by conflicts of interest." Defendant's Memorandum in Support,
While we agree with defendant that the Commission's handling
of the Copus conflict was improper,*fn62 we do not believe
the impropriety reached due process proportions. Due process
does not guarantee such a hearing where the findings of the
Commission are not adjudicative. In Georator Corp. v. EEOC,
592 F.2d 765 (4th Cir. 1979), the court found no due process
violation in the failure to give plaintiff an opportunity to be
heard prior to the Commission's issuance of its reasonable
cause determination. The Court emphasized that this
determination had "no effect until the Commission or the
charging party brings suit in district court. Georator will
have an opportunity at that time to be heard and defend against
the charges." 592 F.2d at 769 (citations omitted). See SEC v.
OKC Corp., 474 F. Supp. 1031, 1041 (N.D.Tex. 1979) (no due
process violations result from SEC "accusatory" proceeding, "no
determinate consequences" flow therefrom). Accord, Hannah v.
Larche, 363 U.S. 420, 80 S.Ct. 1502, 4 L.Ed.2d 1307 (1960)
(Commission on Civil Rights' procedural rules denying subject
right to be apprised of specific charges, identities of
accusers, right to confront and cross-examine witnesses held
not to violate Due Process Clause of the Fifth Amendment where
Commission acts solely as an investigatory and fact-finding
agency). See also Wellman v. Dickinson, 79 F.R.D. 341, 352
(S.D.N.Y. 1978) (dismissal of government suit not appropriate
where the SEC, a Commission with no adjudicative powers, did
not afford petitioners an opportunity to press their claims
prior to litigation).
5. Commission's Violation of its Own Regulations
Sears argues that the Commission in its investigation
violated EEOC conflict of interest regulations, and thereby
denied it due process. See text of regulations at n. 14 supra.
We reject these contentions, applying the analysis from the
preceding section: Sears will have a full and fair opportunity
to present its substantive position to this court in a trial on
the merits. "It must be remembered that all that is in issue
here is the institution of suit by the government against the
Defendant, not the substantive adjudication of [its] rights."
Wellman v. Dickinson, 79 F.R.D. 341, 352 (S.D.N.Y. 1978). It is
this very element of a full trial on the merits which renders
cases cited by the defendant, such as United States ex rel.
Accardi v. Shaughnessy, 347 U.S. 260, 74 S.Ct. 499, 98 L.Ed.
681 (1954), inapposite. As the court in Wellman v.
In Accardi, for example, the allegation was that
the Board of Immigration Appeals violated its own
regulations by failing to exercise its discretion
in reaching a determination in a deportation
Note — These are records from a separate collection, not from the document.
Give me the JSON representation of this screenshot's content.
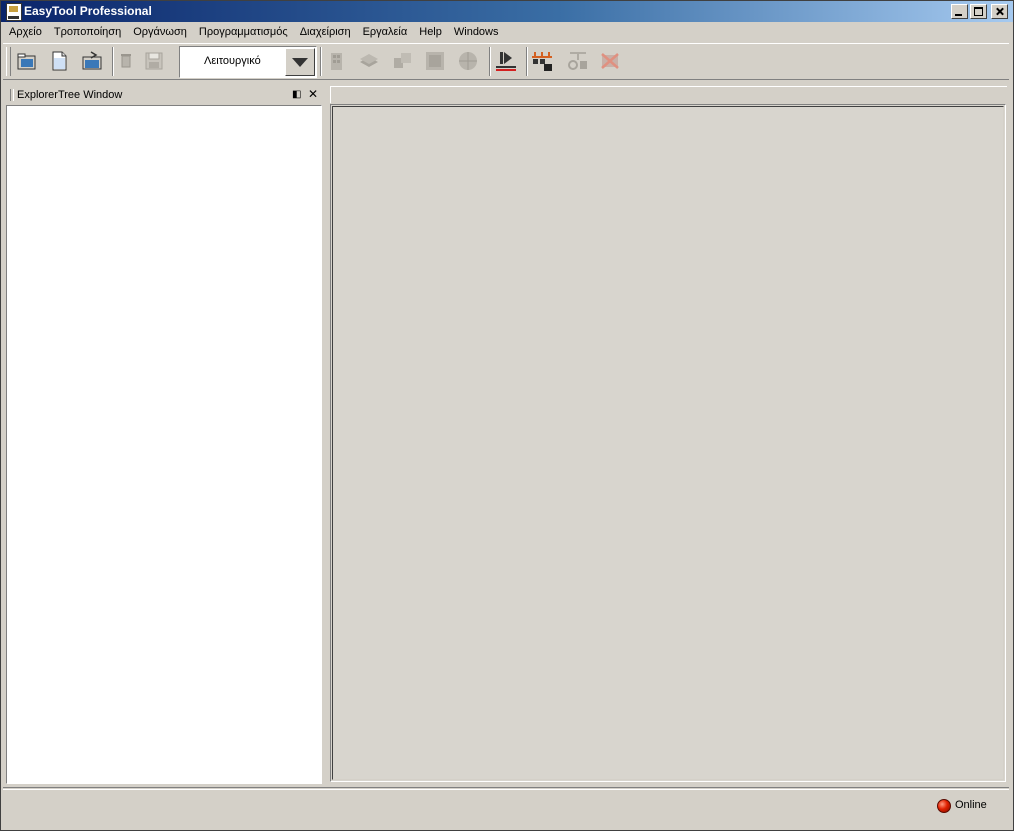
{
  "window": {
    "title": "EasyTool Professional"
  },
  "menu": {
    "items": [
      "Αρχείο",
      "Τροποποίηση",
      "Οργάνωση",
      "Προγραμματισμός",
      "Διαχείριση",
      "Εργαλεία",
      "Help",
      "Windows"
    ]
  },
  "toolbar": {
    "mode_selected": "Λειτουργικό",
    "buttons": [
      {
        "icon": "open-folder-icon",
        "enabled": true
      },
      {
        "icon": "new-document-icon",
        "enabled": true
      },
      {
        "icon": "open-project-icon",
        "enabled": true
      },
      {
        "icon": "trash-icon",
        "enabled": false
      },
      {
        "icon": "save-icon",
        "enabled": false
      },
      {
        "icon": "building-icon",
        "enabled": false
      },
      {
        "icon": "layers-icon",
        "enabled": false
      },
      {
        "icon": "rooms-icon",
        "enabled": false
      },
      {
        "icon": "square-icon",
        "enabled": false
      },
      {
        "icon": "globe-icon",
        "enabled": false
      },
      {
        "icon": "play-record-icon",
        "enabled": true
      },
      {
        "icon": "device-network-icon",
        "enabled": true
      },
      {
        "icon": "device-settings-icon",
        "enabled": false
      },
      {
        "icon": "device-delete-icon",
        "enabled": false
      }
    ]
  },
  "explorer": {
    "title": "ExplorerTree Window"
  },
  "status": {
    "connection": "Online",
    "led_color": "#e02000"
  }
}
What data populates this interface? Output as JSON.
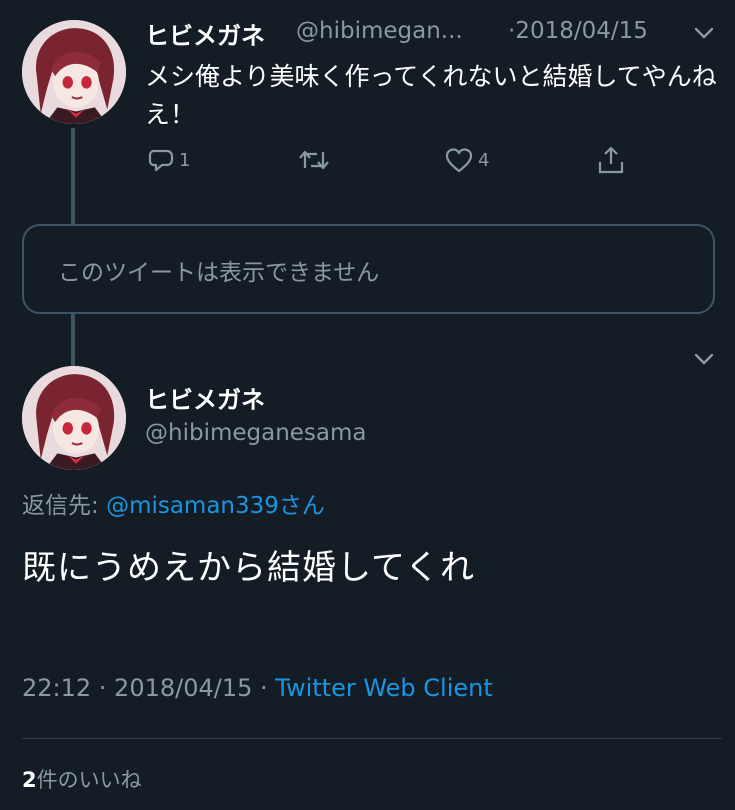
{
  "colors": {
    "background": "#141d26",
    "text_primary": "#ffffff",
    "text_secondary": "#8899a6",
    "link": "#1b95e0",
    "border": "#3d5466"
  },
  "first_tweet": {
    "name": "ヒビメガネ",
    "handle": "@hibimegan...",
    "date": "·2018/04/15",
    "text": "メシ俺より美味く作ってくれないと結婚してやんねえ！",
    "actions": {
      "reply_icon": "reply-icon",
      "reply_count": "1",
      "retweet_icon": "retweet-icon",
      "like_icon": "heart-icon",
      "like_count": "4",
      "share_icon": "share-icon"
    }
  },
  "unavailable_tweet": {
    "text": "このツイートは表示できません"
  },
  "main_tweet": {
    "name": "ヒビメガネ",
    "handle": "@hibimeganesama",
    "reply_prefix": "返信先: ",
    "reply_mention": "@misaman339さん",
    "text": "既にうめえから結婚してくれ",
    "time": "22:12 · 2018/04/15 · ",
    "client": "Twitter Web Client",
    "likes_count": "2",
    "likes_label": "件のいいね"
  }
}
proceeding because the Board simply relied on a
list of "undesirables" tendered to it by the
Attorney General. There, . . . the petitioner did
not have the protection of a full trial at the end
of the plenary procedure.
79 F.R.D. at 353.